So I think his approach is unique. He is so supportive of the actor. He allows the actor to interpret the material and he lets the performance be born out of the actors. But you have to be like a blank slate because his creative process is very volatile. He could change the scene suddenly, he could turn it around completely…he could do anything so you have to be prepared for those shifts in gears because they can happen anytime. You have to adapt to that side…it’s not easy but what happens is it leaves a lot of room for spontaneity. He creates space for those happy little incidents, which will lead to that movie magic that he chases every day.
How has the experience enriched you as an actor?
Well, he has made me unafraid to make mistakes. He has made me very, very fearless. It takes a lot to reach that level as a performer, where you are completely fearless regarding making mistakes. There is no right or wrong – there are just different ways of doing things. He liberates you creatively. I think we were quarter of the way through shooting and one day, while we were sitting by the monitor, he turned around and said, ‘I don’t know who Ram is.’
I was like, what do you mean? He said ‘You know, the writers and I put this character down on paper. You have reduced that piece of paper to a starting point where you made this character your own and you come and give me something every day that is completely new and unexpected. What’s beautiful is that I am loving everything that’s coming out of you, so I am keeping all of it. I don’t have a take on this character anymore.’ Someone of his stature giving you that kind of respect as a performer makes you feel better about what you are doing. That feeling is priceless because that is what makes you unafraid to make mistakes. It gives you so much encouragement. He makes you feel that you are the best actor in the world!
Apparently, as per reports, the chemistry has also moved from the reel to the real space. The rumour mills are abuzz about your alleged affair with Deepika.
No personal questions please.
Fair enough, but it is quite strange that you have been linked with all your co-stars…be it Anushka Sharma, Sonakshi Sinha or now Deepika Padukone…
As if I am trying to do that! I do not even want that. It comes in the way of work, and it takes away the focus from work. It is not something that I like to do or want to do. However, it’s something that I am getting used to now. Initially, I didn’t like it but slowly I’ve started getting used to it and now I really really, really do not care about it. I used to get quite upset whenever I used to read such reports – I just don’t read those reports anymore. I think they just over-analyse, they probe way too much and there is really no need to probe a person’s personal space.
A public figure, especially an actor, seldom has a personal space… you can’t really escape that ever.
I am here to act in different films and I would like to limit it to that. I don’t want my personal space to be in the public domain. It’s really up to me to protect it as much as I can – and I try to.

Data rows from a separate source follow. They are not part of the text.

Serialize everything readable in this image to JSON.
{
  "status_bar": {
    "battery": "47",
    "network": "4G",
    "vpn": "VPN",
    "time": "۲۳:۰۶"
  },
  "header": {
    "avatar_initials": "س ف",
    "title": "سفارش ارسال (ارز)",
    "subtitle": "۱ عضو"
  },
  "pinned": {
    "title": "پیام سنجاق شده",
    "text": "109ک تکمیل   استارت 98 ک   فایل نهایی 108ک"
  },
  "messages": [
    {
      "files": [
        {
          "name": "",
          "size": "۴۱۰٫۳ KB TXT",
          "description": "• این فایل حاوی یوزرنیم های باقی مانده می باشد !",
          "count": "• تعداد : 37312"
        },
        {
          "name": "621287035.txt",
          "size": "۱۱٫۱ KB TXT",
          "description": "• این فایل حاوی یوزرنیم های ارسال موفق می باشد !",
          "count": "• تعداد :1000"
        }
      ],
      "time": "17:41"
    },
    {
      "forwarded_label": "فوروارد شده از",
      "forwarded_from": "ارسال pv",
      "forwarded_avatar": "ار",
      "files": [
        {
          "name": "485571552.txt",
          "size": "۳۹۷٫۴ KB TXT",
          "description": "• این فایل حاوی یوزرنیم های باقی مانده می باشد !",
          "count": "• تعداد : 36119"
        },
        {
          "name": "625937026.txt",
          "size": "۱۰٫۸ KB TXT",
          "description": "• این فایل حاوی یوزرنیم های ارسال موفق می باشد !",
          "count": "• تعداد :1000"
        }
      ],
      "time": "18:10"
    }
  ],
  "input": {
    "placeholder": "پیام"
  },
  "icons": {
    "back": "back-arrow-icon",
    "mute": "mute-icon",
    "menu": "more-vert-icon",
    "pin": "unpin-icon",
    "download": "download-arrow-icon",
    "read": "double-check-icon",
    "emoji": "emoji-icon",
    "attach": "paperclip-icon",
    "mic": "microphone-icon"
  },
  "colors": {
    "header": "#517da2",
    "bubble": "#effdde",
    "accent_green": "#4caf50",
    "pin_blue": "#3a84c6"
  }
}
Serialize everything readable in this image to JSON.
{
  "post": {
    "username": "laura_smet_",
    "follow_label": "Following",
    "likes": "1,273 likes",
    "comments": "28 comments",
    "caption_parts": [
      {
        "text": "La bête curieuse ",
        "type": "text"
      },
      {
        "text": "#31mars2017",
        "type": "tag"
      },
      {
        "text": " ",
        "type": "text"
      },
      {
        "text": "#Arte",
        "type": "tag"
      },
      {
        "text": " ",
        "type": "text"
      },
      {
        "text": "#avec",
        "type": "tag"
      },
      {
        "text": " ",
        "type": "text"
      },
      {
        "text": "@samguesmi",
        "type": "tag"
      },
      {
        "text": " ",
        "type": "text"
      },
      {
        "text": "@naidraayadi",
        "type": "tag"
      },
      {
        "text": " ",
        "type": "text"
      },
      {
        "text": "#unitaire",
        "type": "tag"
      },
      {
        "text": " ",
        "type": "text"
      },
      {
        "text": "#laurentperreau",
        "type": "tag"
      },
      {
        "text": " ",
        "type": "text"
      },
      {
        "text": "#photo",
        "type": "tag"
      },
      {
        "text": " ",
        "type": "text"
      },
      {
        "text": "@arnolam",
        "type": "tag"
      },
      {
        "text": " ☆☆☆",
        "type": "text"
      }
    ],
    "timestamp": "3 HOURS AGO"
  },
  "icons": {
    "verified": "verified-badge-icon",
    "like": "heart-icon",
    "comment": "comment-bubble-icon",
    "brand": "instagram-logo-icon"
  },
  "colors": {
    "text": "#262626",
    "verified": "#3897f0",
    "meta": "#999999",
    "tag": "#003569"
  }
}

I do understand that if you are an actor and you are famous, these things are going to happen with you…I understand that completely. However, becoming famous was not the reason I became an actor. I did not come here for fame, I came here because I enjoy acting, I enjoy dancing, I enjoy performing, I enjoy entertaining people. As long as I get to do what I love to do, I am willing to pay any price for it.